Bob Dylan: Cranky Old Guy

Bob criticizes what he can't understand:
Bob Dylan may have starred in a television commercial for iTunes, but don’t look for him to become an iPod pitchman anytime soon.

In a Rolling Stone magazine cover story, the 67-year-old troubadour rails against modern technology like cell phones, iPods and video games. The man who wrote “The Times They Are A-Changin’” almost 46 years ago evidently thinks the times have changed a little too much.

“It’s peculiar and unnerving in a way to see so many young people walking around with cell phones and iPods in their ears and so wrapped up in media and video games,” Dylan told interviewer Douglas Brinkley, a professor of U.S. history at Rice University in Houston.

“It robs them of their self-identity. It’s a shame to see them so tuned out to real life. Of course they are free to do that, as if that’s got anything to do with freedom. The cost of liberty is high, and young people should understand that before they start spending their life with all those gadgets.”

Why does Dylan think that just because you're enjoying an iPod - possibly a Dylan tune! - that you're automatically tuned out from the rest of the world? Mult-tasking is a myth but it's possible to listen to music and still do things - like pay attention to the world - while you're listening. (And iPods - and other MP3 players - have earbuds so at they're polite appliances; they allow the listener to keep their music to themselves.)

And cell phones are a good thing, too. Sure, they can be obnoxious - people seem to forget they're talking in public and blast out their conversations to the world - but they serve to help us keep in touch with one another. They help us stay connected with one another and no the other way around. Hard to believe there was a time when we got along without them, thank you very much, but who wants to return to those days? A Victrola worked just fine but I doubt Dylan would insist we listen to his music through one of those devices.

Dylan brings up the cost of liberty and rightly so: a lot of people paid heavily so that we may enjoy the freedom to do what we want, as long was we don't harm others. Sometimes that freedom's ugly - heck, a lot of the time it is - but it's our choice to make. We may not like the choices others make but let's at least be grateful they can at least make them.

And grumble to ourselves about how things were better long ago than they are now.

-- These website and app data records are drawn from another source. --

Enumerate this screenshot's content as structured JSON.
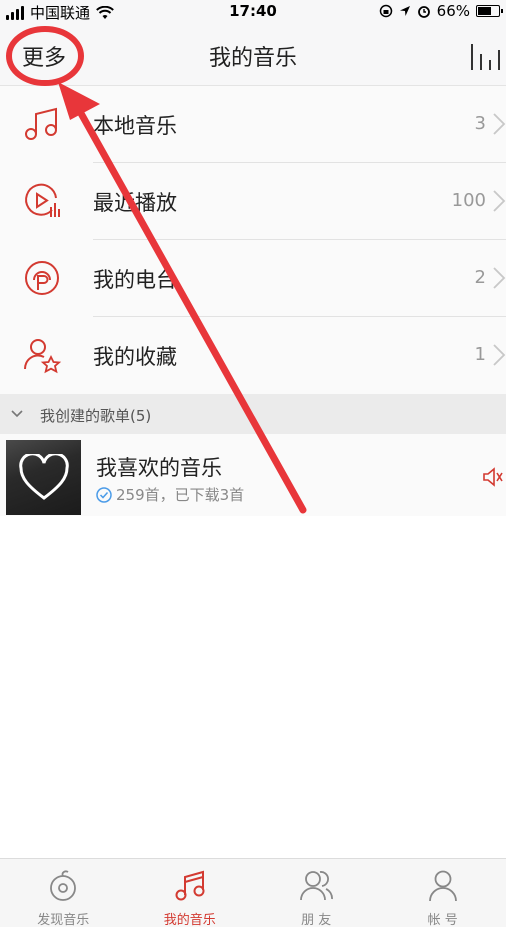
{
  "status_bar": {
    "carrier": "中国联通",
    "time": "17:40",
    "battery_percent": "66%",
    "battery_level": 0.66
  },
  "nav": {
    "more_label": "更多",
    "title": "我的音乐"
  },
  "menu": {
    "items": [
      {
        "label": "本地音乐",
        "count": "3",
        "icon": "music-note-icon"
      },
      {
        "label": "最近播放",
        "count": "100",
        "icon": "recent-play-icon"
      },
      {
        "label": "我的电台",
        "count": "2",
        "icon": "radio-icon"
      },
      {
        "label": "我的收藏",
        "count": "1",
        "icon": "favorite-user-icon"
      }
    ]
  },
  "section": {
    "label": "我创建的歌单(5)"
  },
  "playlist": {
    "name": "我喜欢的音乐",
    "meta": "259首，已下载3首"
  },
  "tabs": [
    {
      "label": "发现音乐",
      "icon": "discover-icon",
      "active": false
    },
    {
      "label": "我的音乐",
      "icon": "my-music-icon",
      "active": true
    },
    {
      "label": "朋 友",
      "icon": "friends-icon",
      "active": false
    },
    {
      "label": "帐 号",
      "icon": "account-icon",
      "active": false
    }
  ],
  "colors": {
    "accent": "#d33a31",
    "annotation": "#e8363a"
  }
}
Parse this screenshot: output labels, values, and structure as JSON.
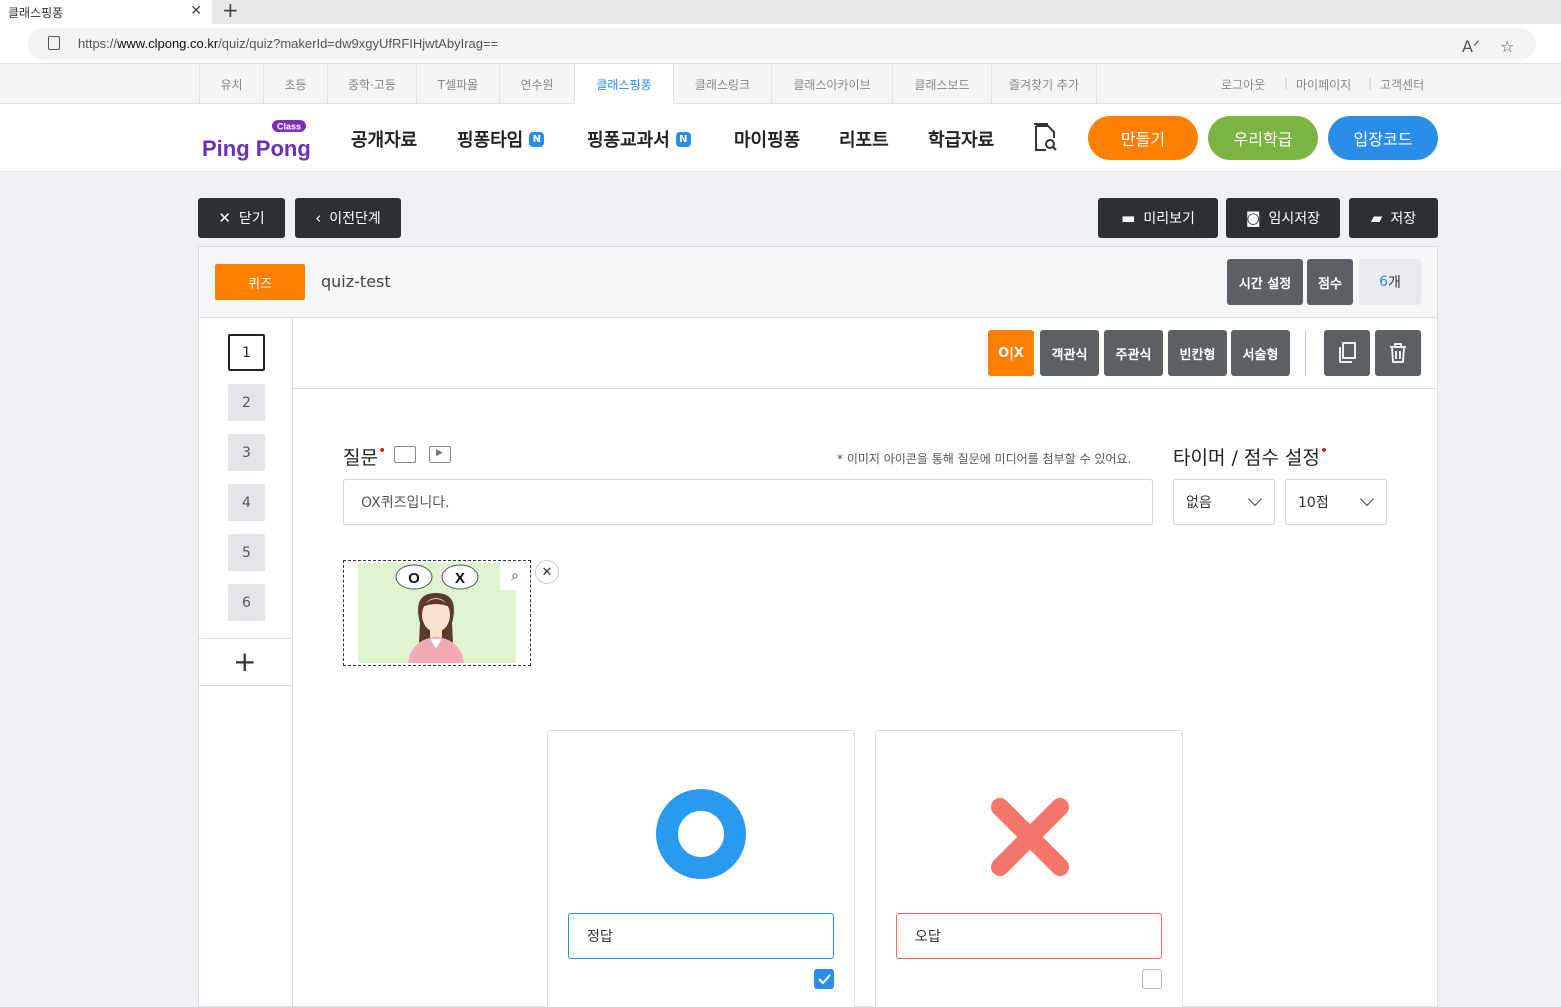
{
  "browser": {
    "tab_title": "클래스핑퐁",
    "url_prefix": "https://",
    "url_domain": "www.clpong.co.kr",
    "url_path": "/quiz/quiz?makerId=dw9xgyUfRFIHjwtAbyIrag=="
  },
  "site_nav": {
    "items": [
      "유치",
      "초등",
      "중학·고등",
      "T셀파몰",
      "연수원",
      "클래스핑퐁",
      "클래스링크",
      "클래스아카이브",
      "클래스보드",
      "즐겨찾기 추가"
    ],
    "active_index": 5,
    "right_links": [
      "로그아웃",
      "마이페이지",
      "고객센터"
    ]
  },
  "header": {
    "logo_text": "Ping Pong",
    "logo_badge": "Class",
    "menu": [
      "공개자료",
      "핑퐁타임",
      "핑퐁교과서",
      "마이핑퐁",
      "리포트",
      "학급자료"
    ],
    "new_badge": "N",
    "pills": [
      {
        "label": "만들기",
        "color": "#ff7f00"
      },
      {
        "label": "우리학급",
        "color": "#7cb342"
      },
      {
        "label": "입장코드",
        "color": "#2a8ee8"
      }
    ]
  },
  "actions": {
    "close": "닫기",
    "prev": "이전단계",
    "preview": "미리보기",
    "temp_save": "임시저장",
    "save": "저장"
  },
  "quiz": {
    "type_badge": "퀴즈",
    "title": "quiz-test",
    "time_setting": "시간 설정",
    "score": "점수",
    "count_num": "6",
    "count_unit": "개",
    "question_numbers": [
      "1",
      "2",
      "3",
      "4",
      "5",
      "6"
    ],
    "active_question": 0,
    "types": [
      "O|X",
      "객관식",
      "주관식",
      "빈칸형",
      "서술형"
    ],
    "question_label": "질문",
    "hint": "* 이미지 아이콘을 통해 질문에 미디어를 첨부할 수 있어요.",
    "question_text": "OX퀴즈입니다.",
    "timer_label": "타이머 / 점수 설정",
    "timer_value": "없음",
    "score_value": "10점",
    "image_bubbles": [
      "O",
      "X"
    ],
    "answers": [
      {
        "label": "정답",
        "checked": true,
        "color": "#2a8ee8"
      },
      {
        "label": "오답",
        "checked": false,
        "color": "#f26b5e"
      }
    ]
  }
}
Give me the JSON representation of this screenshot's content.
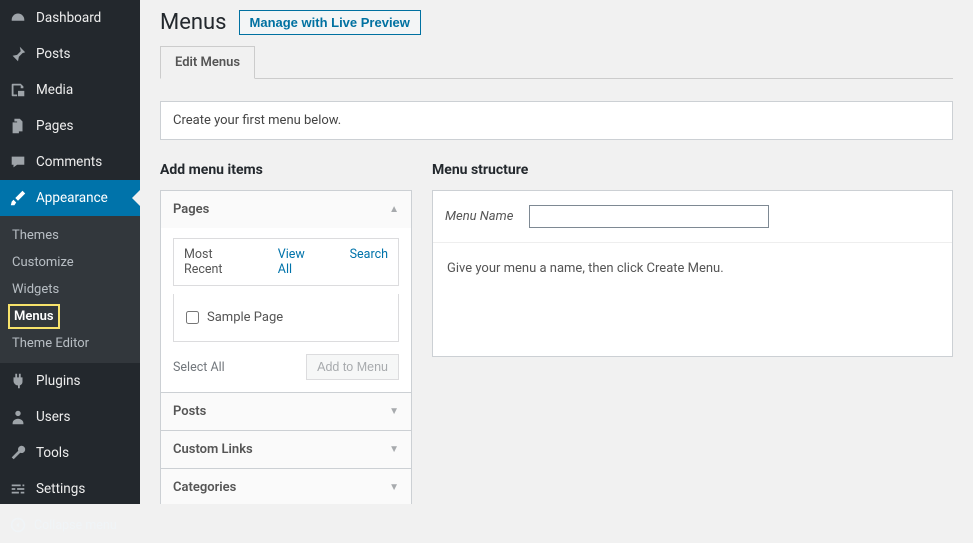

  1. I disagree. I don't believe that cell phones "serve to help us keep in touch with one another." How is one connected to anything at all when one is too busy telling one's wife or husband or friend, "I'm about to get on the train," to notice that one is out among the world?

    I still have no use for such a thing, nor headphones. I like to be where I'm at.

    Fortunately for all of us--and especially so for the telecommunications companies--everyone is still free to do what they feel is necessary with their time/money.

  2. Thanks for the comment, hotfive. Sounds like we'll continue to disagree on this one.